Chestnut Hill Academy, is getting ready for their Fall Festival. And one of their Fall Festival favorites is the SCARECROW building event! Not only are scarecrows fun to make, they are also a fantastic MUSE!
People have been building scarecrows for about 3000 years – all the way back to ancient Egyptian days. The Greeks, Romans, Japanese, and Native Americans all had their version of the scarecrow, too.
In England during the 1300’s children were actually used as scarecrows. No, they weren’t tied to a stick and stuck in the ground (wink). Children were given stones or clackers (two pieces of wood to clap to together) and sent off to chase the birds from the fields of grain.
In America during the 1800’s, children of the Zuni tribe would compete to see who could build the most unusual scarecrow.
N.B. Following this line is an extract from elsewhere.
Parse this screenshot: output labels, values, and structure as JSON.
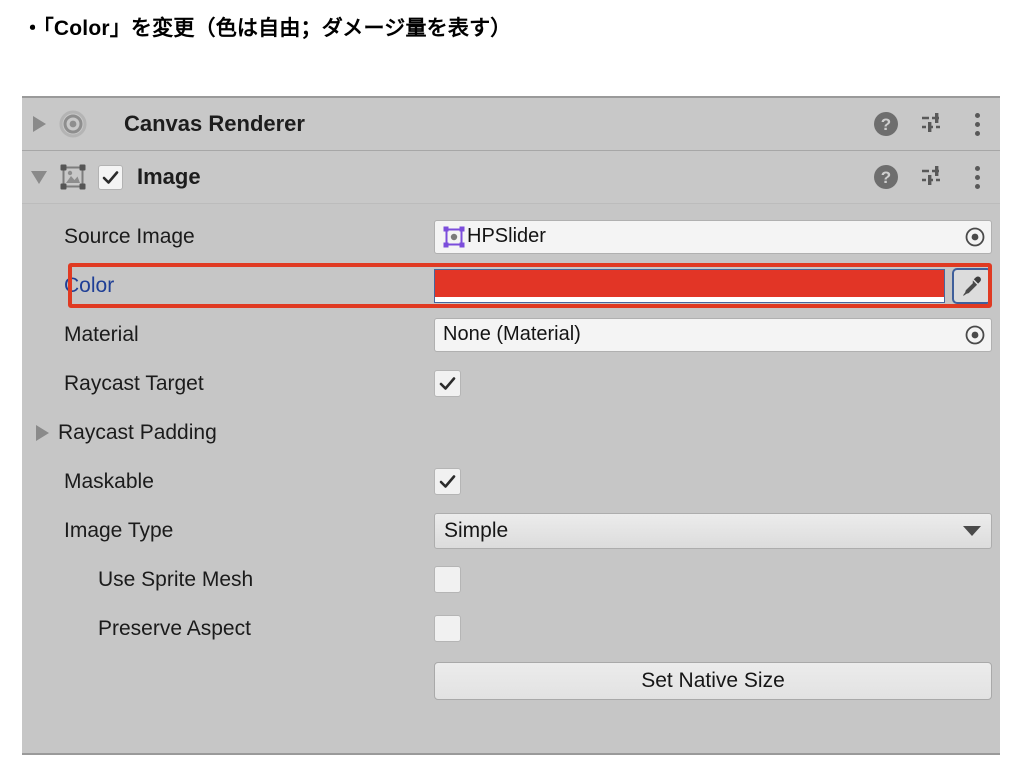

The Zuni tribe is a Native American Pueblo tribe of New Mexico who is still going strong today.
The scarecrow that is most recognized in America today came from European immigrants (people who moved from their original homeland to live in America). German immigrants in Pennsylvania are noted to have made human-like scarecrows called bootzamon or bogeyman. The bogeyman wore old overalls, a long-sleeved shirt, a straw hat and a red handkerchief around his neck. On the other side of the field or garden, a bootzafrau or bogeywife was sometimes staked in the ground, too.
Before the 1930’s famers used Scarecrows a lot! But then, pesticides (chemicals that are sprayed on crops to keep birds and bugs away) were made. Now, we don’t see as many scarecrows as before. But we do see them in some personal gardens, especially during the fall for decoration.
My favorite fictional scarecrow comes from the book and movie, The Wizard of Oz. Take a look at this video to see him singing one my favorite songs, If I Only Had a Brain!
And if you would like a costume for the Wizard of Oz scarecrow, show your parents this link to Amazon’s costume shop.
And for all those kids at Chestnut Hill Academy who are getting ready to build a scarecrow of their own, check out this “how to build a scarecrow” video. This goes for all my Creative Writing friends – if you want to build a scarecrow, make sure you have an adult around for help.
With this new knowledge, what kind of story could you write? Maybe these WHAT IF questions will help you get started.
WHAT IF your main character is scarecrow whose best friend is a….. CROW?
WHAT IF your main character built a scarecrow that came to life? What kind of personality would this scarecrow have, and what adventures would take place?
WHAT IF your main character was eating corn on the cob and suddenly turned into a scarecrow?
The possibilities are endless, and please leave your own what if questions in the comment section below. I’d love to see what you come up with.
So, grab a cup of hot cocoa, a pencil and a piece of paper, and let’s begin. With your imagination, we can go anywhere. I look forward to seeing where you take us.
The word of the day is “Pueblo”. Here is the definition: this is a Spanish word of village or town. When the Spanish settled the New Mexico area, they noticed that Zuni tribe lived in villages or towns, so they called them Pueblo people.